by Murray Whyte, Boston Globe, July 27, 2019
…“Underground at Ink Block,” in the South End, may not make any grand political statement — it’s a growing collection of street art under I-93 — but just by being here, in an uncared-for slice of the city, it does. It shows the power of site-specific sensitivity, an old problem exploded with new thinking. The site was leased by National Development Group from the Massachusetts Department of Transportation to use as a parking lot.
National rebuilt the dead space into a network of parks and trees, but it still felt barren. Then in 2017, National invited Victor and Liza Quinonez, who run the creative agency Street Theory, to enliven it. Their idea, “a street museum that we can curate over the years, and give people here an opportunity to shine,” said Victor, took off. Now it’s a showcase for street art that puts Boston’s best alongside the best in the world.

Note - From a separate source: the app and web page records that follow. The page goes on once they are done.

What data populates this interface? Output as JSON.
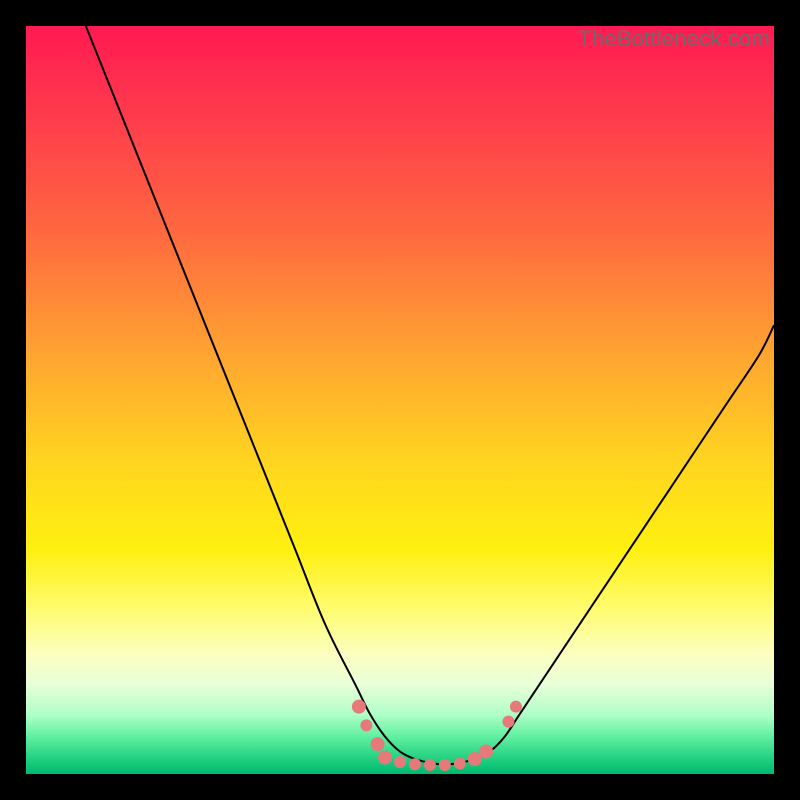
{
  "watermark": "TheBottleneck.com",
  "chart_data": {
    "type": "line",
    "title": "",
    "xlabel": "",
    "ylabel": "",
    "xlim": [
      0,
      100
    ],
    "ylim": [
      0,
      100
    ],
    "grid": false,
    "legend": false,
    "series": [
      {
        "name": "bottleneck-curve-left",
        "x": [
          8,
          12,
          16,
          20,
          24,
          28,
          32,
          36,
          40,
          44,
          46,
          48,
          50,
          52,
          54,
          56
        ],
        "y": [
          100,
          90,
          80,
          70,
          60,
          50,
          40,
          30,
          20,
          12,
          8,
          5,
          3,
          2,
          1.5,
          1.2
        ]
      },
      {
        "name": "bottleneck-curve-right",
        "x": [
          56,
          58,
          60,
          62,
          64,
          66,
          70,
          74,
          78,
          82,
          86,
          90,
          94,
          98,
          100
        ],
        "y": [
          1.2,
          1.5,
          2,
          3,
          5,
          8,
          14,
          20,
          26,
          32,
          38,
          44,
          50,
          56,
          60
        ]
      }
    ],
    "markers": [
      {
        "x": 44.5,
        "y": 9,
        "r": 7
      },
      {
        "x": 45.5,
        "y": 6.5,
        "r": 6
      },
      {
        "x": 47.0,
        "y": 4,
        "r": 7
      },
      {
        "x": 48.0,
        "y": 2.2,
        "r": 7
      },
      {
        "x": 50.0,
        "y": 1.6,
        "r": 6
      },
      {
        "x": 52.0,
        "y": 1.3,
        "r": 6
      },
      {
        "x": 54.0,
        "y": 1.2,
        "r": 6
      },
      {
        "x": 56.0,
        "y": 1.2,
        "r": 6
      },
      {
        "x": 58.0,
        "y": 1.4,
        "r": 6
      },
      {
        "x": 60.0,
        "y": 2.0,
        "r": 7
      },
      {
        "x": 61.5,
        "y": 3.0,
        "r": 7
      },
      {
        "x": 64.5,
        "y": 7.0,
        "r": 6
      },
      {
        "x": 65.5,
        "y": 9.0,
        "r": 6
      }
    ],
    "gradient_stops": [
      {
        "pos": 0,
        "color": "#ff1a52"
      },
      {
        "pos": 45,
        "color": "#ffa830"
      },
      {
        "pos": 70,
        "color": "#fff010"
      },
      {
        "pos": 100,
        "color": "#00b870"
      }
    ]
  }
}
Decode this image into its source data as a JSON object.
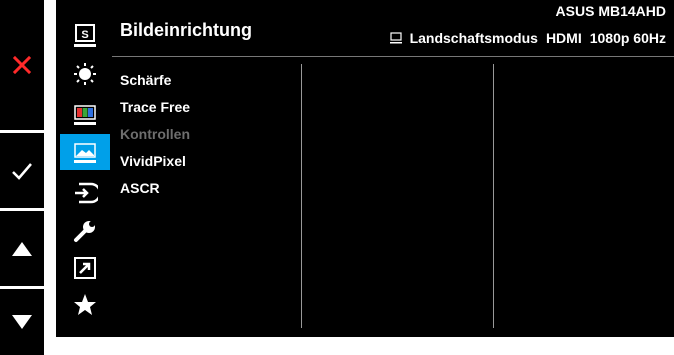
{
  "osd": {
    "title": "Bildeinrichtung",
    "model": "ASUS MB14AHD",
    "status": {
      "mode": "Landschaftsmodus",
      "input": "HDMI",
      "resolution": "1080p 60Hz"
    },
    "sidebar_icons": [
      {
        "name": "splendid-icon",
        "label": "S"
      },
      {
        "name": "blue-light-filter-icon"
      },
      {
        "name": "color-icon"
      },
      {
        "name": "image-icon",
        "selected": true
      },
      {
        "name": "input-select-icon"
      },
      {
        "name": "system-setup-icon"
      },
      {
        "name": "shortcut-icon"
      },
      {
        "name": "myfavorite-icon"
      }
    ],
    "menu_items": [
      {
        "label": "Schärfe",
        "enabled": true
      },
      {
        "label": "Trace Free",
        "enabled": true
      },
      {
        "label": "Kontrollen",
        "enabled": false
      },
      {
        "label": "VividPixel",
        "enabled": true
      },
      {
        "label": "ASCR",
        "enabled": true
      }
    ]
  },
  "keys": [
    {
      "name": "close-icon"
    },
    {
      "name": "checkmark-icon"
    },
    {
      "name": "up-arrow-icon"
    },
    {
      "name": "down-arrow-icon"
    }
  ],
  "colors": {
    "accent": "#00a0e9",
    "close": "#ff2a2a",
    "disabled_text": "#6e6e6e"
  }
}
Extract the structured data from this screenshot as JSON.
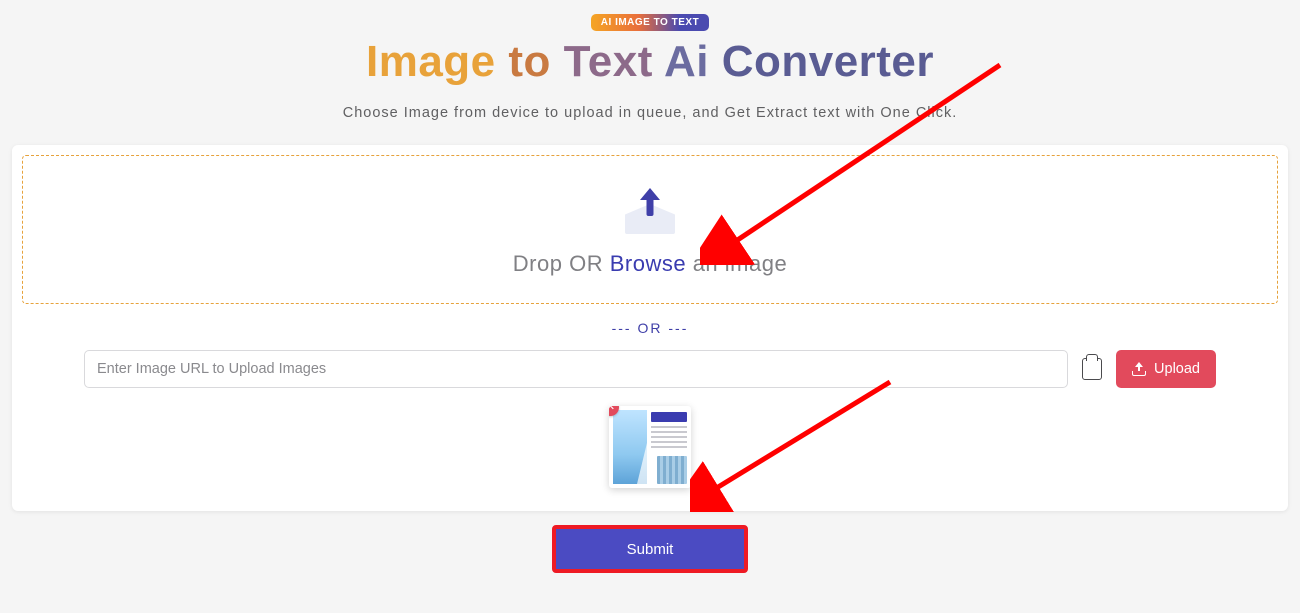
{
  "badge": "AI IMAGE TO TEXT",
  "title": {
    "w1": "Image",
    "w2": "to",
    "w3": "Text",
    "w4": "Ai",
    "w5": "Converter"
  },
  "subtitle": "Choose Image from device to upload in queue, and Get Extract text with One Click.",
  "dropzone": {
    "drop": "Drop OR ",
    "browse": "Browse",
    "rest": " an image"
  },
  "or_divider": "--- OR ---",
  "url_placeholder": "Enter Image URL to Upload Images",
  "upload_label": "Upload",
  "submit_label": "Submit",
  "thumb_close": "✕"
}
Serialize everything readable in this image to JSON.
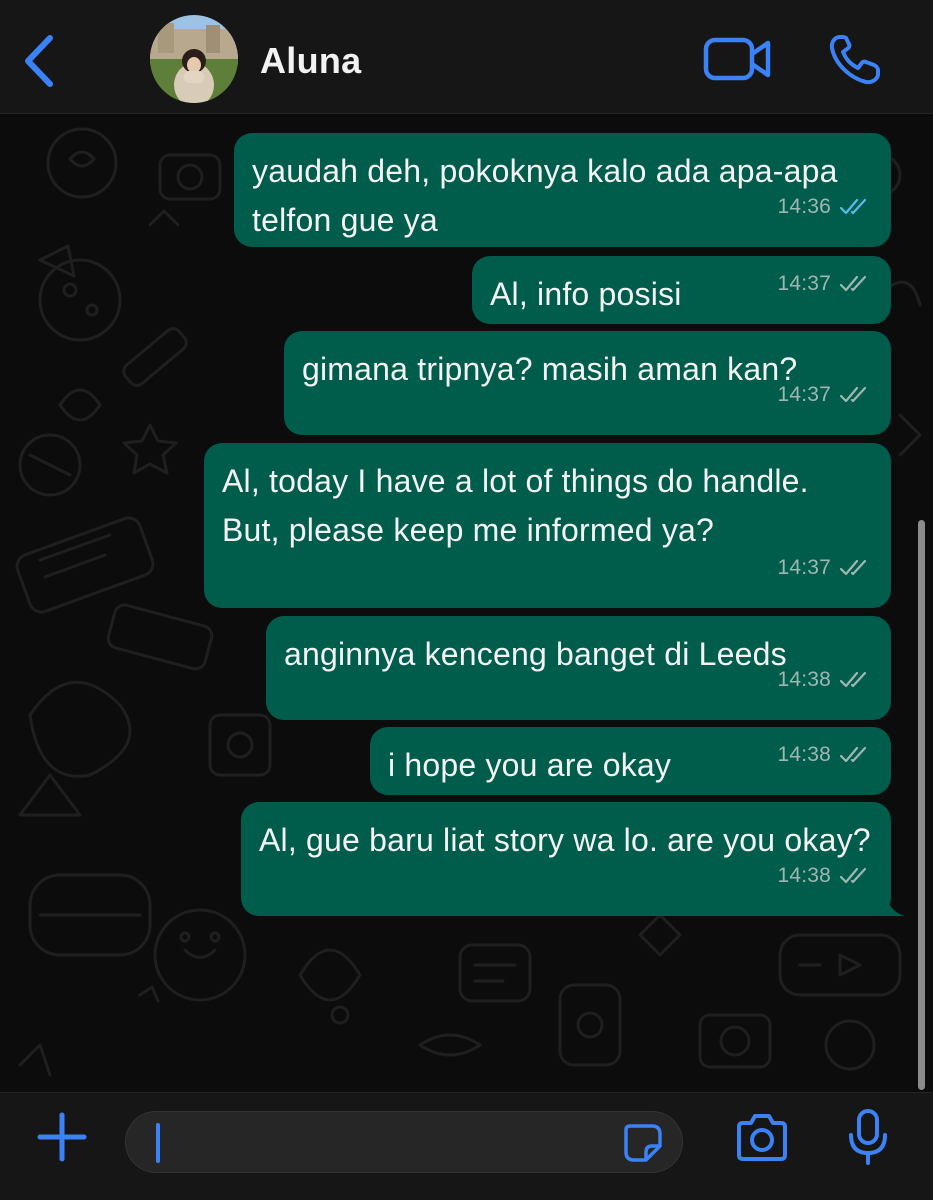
{
  "header": {
    "contact_name": "Aluna",
    "icons": [
      "chevron-left-icon",
      "video-camera-icon",
      "phone-icon"
    ]
  },
  "messages": [
    {
      "text": "yaudah deh, pokoknya kalo ada apa-apa telfon gue ya",
      "time": "14:36",
      "status": "read"
    },
    {
      "text": "Al, info posisi",
      "time": "14:37",
      "status": "delivered"
    },
    {
      "text": "gimana tripnya? masih aman kan?",
      "time": "14:37",
      "status": "delivered"
    },
    {
      "text": "Al, today I have a lot of things do handle. But, please keep me informed ya?",
      "time": "14:37",
      "status": "delivered"
    },
    {
      "text": "anginnya kenceng banget di Leeds",
      "time": "14:38",
      "status": "delivered"
    },
    {
      "text": "i hope you are okay",
      "time": "14:38",
      "status": "delivered"
    },
    {
      "text": "Al, gue baru liat story wa lo. are you okay?",
      "time": "14:38",
      "status": "delivered"
    }
  ],
  "composer": {
    "value": "",
    "icons": [
      "plus-icon",
      "sticker-icon",
      "camera-icon",
      "microphone-icon"
    ]
  },
  "colors": {
    "accent": "#3b82f6",
    "bubble_outgoing": "#005c4b",
    "read_tick": "#53bdeb",
    "delivered_tick": "#9fb7b0",
    "background": "#0c0c0c"
  }
}
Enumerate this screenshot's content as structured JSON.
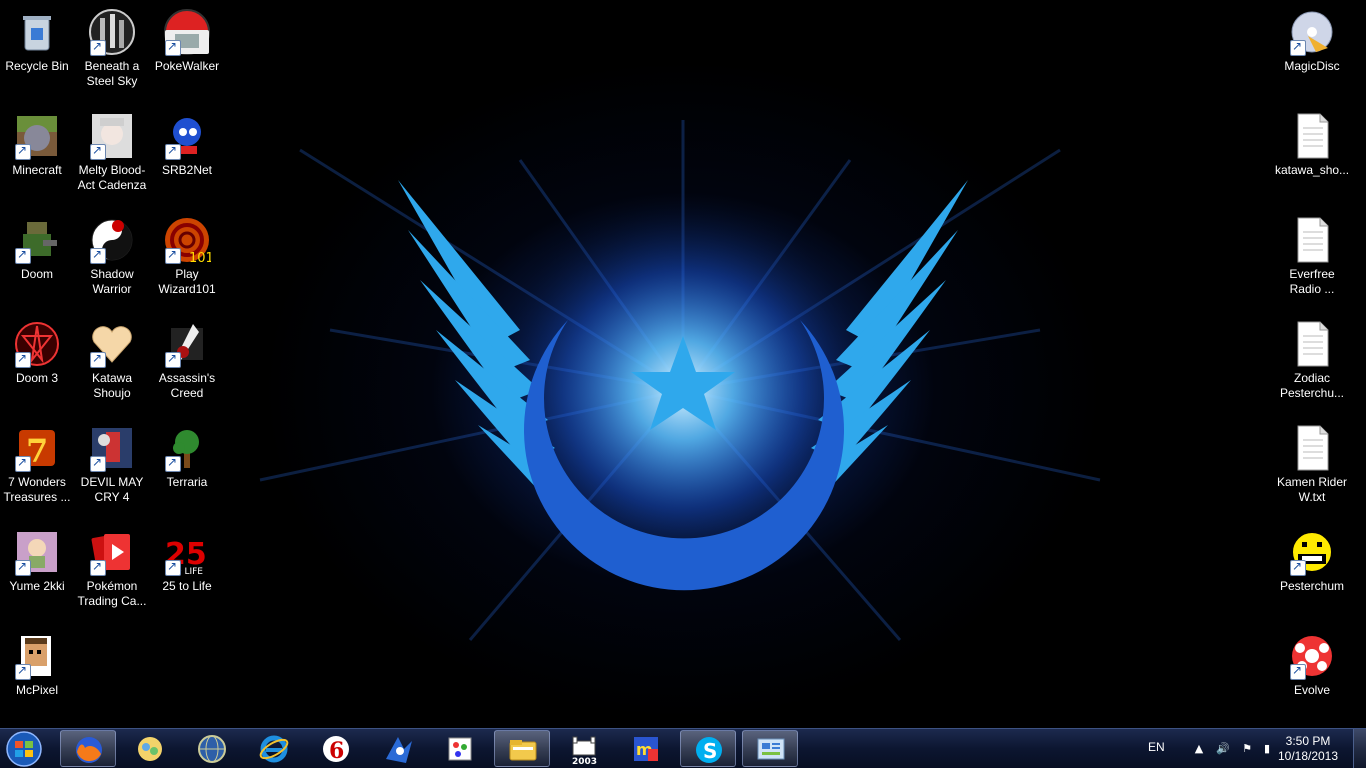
{
  "desktop": {
    "left_icons": [
      {
        "label": "Recycle Bin",
        "icon": "recycle-bin-icon",
        "shortcut": false
      },
      {
        "label": "Beneath a\nSteel Sky",
        "icon": "beneath-a-steel-sky-icon",
        "shortcut": true
      },
      {
        "label": "PokeWalker",
        "icon": "pokewalker-icon",
        "shortcut": true
      },
      {
        "label": "Minecraft",
        "icon": "minecraft-icon",
        "shortcut": true
      },
      {
        "label": "Melty Blood-\nAct Cadenza",
        "icon": "melty-blood-icon",
        "shortcut": true
      },
      {
        "label": "SRB2Net",
        "icon": "srb2net-icon",
        "shortcut": true
      },
      {
        "label": "Doom",
        "icon": "doom-icon",
        "shortcut": true
      },
      {
        "label": "Shadow\nWarrior",
        "icon": "shadow-warrior-icon",
        "shortcut": true
      },
      {
        "label": "Play\nWizard101",
        "icon": "wizard101-icon",
        "shortcut": true
      },
      {
        "label": "Doom 3",
        "icon": "doom3-icon",
        "shortcut": true
      },
      {
        "label": "Katawa\nShoujo",
        "icon": "katawa-shoujo-icon",
        "shortcut": true
      },
      {
        "label": "Assassin's\nCreed",
        "icon": "assassins-creed-icon",
        "shortcut": true
      },
      {
        "label": "7 Wonders\nTreasures ...",
        "icon": "seven-wonders-icon",
        "shortcut": true
      },
      {
        "label": "DEVIL MAY\nCRY 4",
        "icon": "devil-may-cry-icon",
        "shortcut": true
      },
      {
        "label": "Terraria",
        "icon": "terraria-icon",
        "shortcut": true
      },
      {
        "label": "Yume 2kki",
        "icon": "yume-2kki-icon",
        "shortcut": true
      },
      {
        "label": "Pokémon\nTrading Ca...",
        "icon": "pokemon-tcg-icon",
        "shortcut": true
      },
      {
        "label": "25 to Life",
        "icon": "25-to-life-icon",
        "shortcut": true
      },
      {
        "label": "McPixel",
        "icon": "mcpixel-icon",
        "shortcut": true
      }
    ],
    "right_icons": [
      {
        "label": "MagicDisc",
        "icon": "magicdisc-icon",
        "shortcut": true
      },
      {
        "label": "katawa_sho...",
        "icon": "text-file-icon",
        "shortcut": false
      },
      {
        "label": "Everfree\nRadio ...",
        "icon": "text-file-icon",
        "shortcut": false
      },
      {
        "label": "Zodiac\nPesterchu...",
        "icon": "text-file-icon",
        "shortcut": false
      },
      {
        "label": "Kamen Rider\nW.txt",
        "icon": "text-file-icon",
        "shortcut": false
      },
      {
        "label": "Pesterchum",
        "icon": "pesterchum-icon",
        "shortcut": true
      },
      {
        "label": "Evolve",
        "icon": "evolve-icon",
        "shortcut": true
      }
    ]
  },
  "taskbar": {
    "start": "windows-start-icon",
    "buttons": [
      {
        "icon": "firefox-icon",
        "active": true
      },
      {
        "icon": "pinned-app-icon",
        "active": false
      },
      {
        "icon": "globe-icon",
        "active": false
      },
      {
        "icon": "internet-explorer-icon",
        "active": false
      },
      {
        "icon": "touhou-icon",
        "active": false
      },
      {
        "icon": "sonic-icon",
        "active": false
      },
      {
        "icon": "paint-icon",
        "active": false
      },
      {
        "icon": "windows-explorer-icon",
        "active": true
      },
      {
        "icon": "castle-2003-icon",
        "active": false
      },
      {
        "icon": "mp-icon",
        "active": false
      },
      {
        "icon": "skype-icon",
        "active": true
      },
      {
        "icon": "control-panel-icon",
        "active": true
      }
    ],
    "tray": {
      "language": "EN",
      "time": "3:50 PM",
      "date": "10/18/2013"
    }
  },
  "colors": {
    "logo_light": "#2fa8ec",
    "logo_dark": "#1f5fd0",
    "taskbar": "#0c1630"
  }
}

Judging by the thousands who turned out one weekend last month for the annual street festival there, it’s working. On a hot Saturday, they saw artists, including Quinonez, who went to the School of the Museum of Fine Arts and goes by Marka27, make a towering portrait of a young woman in fuschia and turquoise, running the full height of a double-decker support column….” to read full article, click here